Many ballets often depend on the concept of tension, whether in the muscles of the dancers or the story itself. That may be even more evident in the Kansas City Ballet's production of Dracula, opening this Friday.

In bringing the iconic character to the stage, the company is venturing to its dark side with a production that is the first in the Ballet's history to come with parental discretion advised. 

Sony Pictures Classics

At the 84th Academy Awards in February 2012, the worlds of director Asghar Farhadi and actress Bérénice Bejo were serendipitously in synch. He won the Oscar for best foreign language film for Iran's A Separation, and she was nominated for The Artist, which went on to win Best Picture. Now their careers thrillingly converge in his extraordinary follow-up film The Past.

J. Robert Schraeder / Courtesy the Coterie Theatre

For more than three centuries, Salem, Mass., has been linked to the infamous witch trials. In 1692, at least 20 men and women died after being convicted of witchcraft; it was then considered a crime punishable by death. Hundreds more faced accusations.

A new production at the Coterie Theatre, Afflicted: Daughters of Salem, provides the story behind the girls — the accusers, who started it all.

Afflicted is written by Laurie Brooks, a longtime Coterie collaborator. She says the play is "not easy. It’s subtle, it’s complex. It's about relationships."

Weinstein Company

If done well, movies about dysfunctional families are able to elegantly dance that fine line between humor and pain. Terms of Endearment succeeded at finding that balance, as does the film adaptation of Tracy Letts's Pulitzer Prize-winning play August: Osage County, where an unplanned death reopens life-long yet still festering wounds. The Weston clan of Osage County, Okla., must have a family tree that looks like a weeping willow. It is headed up by Beverly (Sam Shepard), a college lecturer and occasional poet, and his poly-addicted wife, Violet (Meryl Streep), who personifies how pills came to be known as mother’s little helpers.
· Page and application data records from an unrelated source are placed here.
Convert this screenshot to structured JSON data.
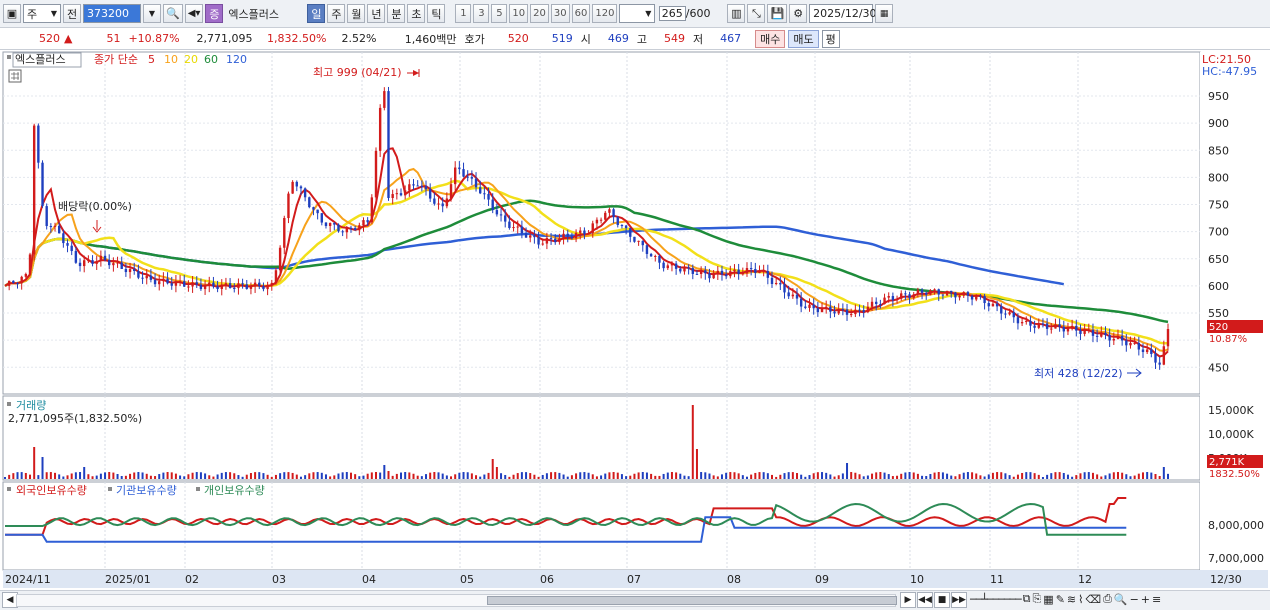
{
  "toolbar": {
    "window_icon": "window-icon",
    "market_select": "주",
    "prev_label": "전",
    "stock_code": "373200",
    "stock_name": "엑스플러스",
    "stock_prefix": "증",
    "periods": [
      "일",
      "주",
      "월",
      "년",
      "분",
      "초",
      "틱"
    ],
    "active_period": "일",
    "interval_buttons": [
      "1",
      "3",
      "5",
      "10",
      "20",
      "30",
      "60",
      "120"
    ],
    "count_value": "265",
    "count_total": "/600",
    "date_value": "2025/12/30"
  },
  "info": {
    "price": "520",
    "change": "51",
    "change_pct": "+10.87%",
    "volume": "2,771,095",
    "volume_pct": "1,832.50%",
    "turnover_pct": "2.52%",
    "amount": "1,460백만",
    "quote_label": "호가",
    "ask": "520",
    "bid": "519",
    "open_label": "시",
    "open": "469",
    "high_label": "고",
    "high": "549",
    "low_label": "저",
    "low": "467",
    "buy_label": "매수",
    "sell_label": "매도",
    "flat_label": "평"
  },
  "price_pane": {
    "stock_tag": "엑스플러스",
    "ma_label": "종가 단순",
    "ma_periods": [
      {
        "label": "5",
        "color": "#d21b1b"
      },
      {
        "label": "10",
        "color": "#f7a21b"
      },
      {
        "label": "20",
        "color": "#f2e01a"
      },
      {
        "label": "60",
        "color": "#1e8c3a"
      },
      {
        "label": "120",
        "color": "#2f5fd6"
      }
    ],
    "lc_label": "LC:21.50",
    "hc_label": "HC:-47.95",
    "high_annotation": "최고 999 (04/21)",
    "low_annotation": "최저 428 (12/22)",
    "dividend_annotation": "배당락(0.00%)",
    "current_price_tag": "520",
    "current_pct_tag": "10.87%",
    "y_ticks": [
      "950",
      "900",
      "850",
      "800",
      "750",
      "700",
      "650",
      "600",
      "550",
      "450"
    ]
  },
  "volume_pane": {
    "title": "거래량",
    "value_label": "2,771,095주(1,832.50%)",
    "y_ticks": [
      "15,000K",
      "10,000K",
      "5,000K"
    ],
    "current_tag": "2,771K",
    "current_pct_tag": "1832.50%"
  },
  "holding_pane": {
    "series": [
      {
        "label": "외국인보유수량",
        "color": "#d21b1b"
      },
      {
        "label": "기관보유수량",
        "color": "#2f5fd6"
      },
      {
        "label": "개인보유수량",
        "color": "#2e8b57"
      }
    ],
    "y_ticks": [
      "8,000,000",
      "7,000,000"
    ]
  },
  "x_axis": {
    "labels": [
      "2024/11",
      "2025/01",
      "02",
      "03",
      "04",
      "05",
      "06",
      "07",
      "08",
      "09",
      "10",
      "11",
      "12",
      "12/30"
    ]
  },
  "colors": {
    "up": "#d21b1b",
    "down": "#1e3fbf",
    "ma5": "#d21b1b",
    "ma10": "#f7a21b",
    "ma20": "#f2e01a",
    "ma60": "#1e8c3a",
    "ma120": "#2f5fd6"
  }
}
Of their three grown daughters, only Ivy (Julianne Nicholson) has stuck close to home; Barbara (Julia Roberts) and Karen (Juliette Lewis) long ago picked up stakes for relationships by turn strained or serially monogamous.

Courtesy of Janus Films

Throughout Paolo Sorrentino’s exuberant and strange film The Great Beauty,  a 65-year-old writer whose only hit novel was published 40 years prior struggles with his own reputation and mortality, as well as that of his beloved Rome, Italy. According to Jep Gambardella (Toni Servillo) and his jaded circle of friends, Rome is over and done – finito. As one of his friends says, the only decent people left in Rome are the tourists.

Allison Michael Orenstein

On the basis of Sini Anderson's enlightening and electric documentary The Punk Singer, many will come to consider its subject, Kathleen Hanna, one of the most influential musicians they've never heard of. But they can't walk away forgetting her.

The documentary Oscar-winning filmmaker Alex Gibney started to make in 2009 about Lance Armstrong ended up being something else entirely. Called The Armstrong Lie, the film contains footage that was shot as recently as May 2013, including the minutes following Armstrong’s confessional but smug and non-contrite interview with Oprah Winfrey.

courtesy of The Living Room

It's the dream of playwrights everywhere to see their words make the leap from the page to the stage. The Crossroads venue known as The Living Room is currently helping young writers build that bridge with a project called The Writer's Den.

Widening the spotlight

Cynthia Levin / Unicorn Theatre

This week, the Unicorn Theatre opens the play Clybourne Park, which has the distinction of winning the 2012 Tony Award for Best Play and the Pulitzer Prize. Its two acts take place in the same house 50 years apart, and examine with equal humor and drama all the varying shades within the phrase, "There goes the neighborhood."

A house divided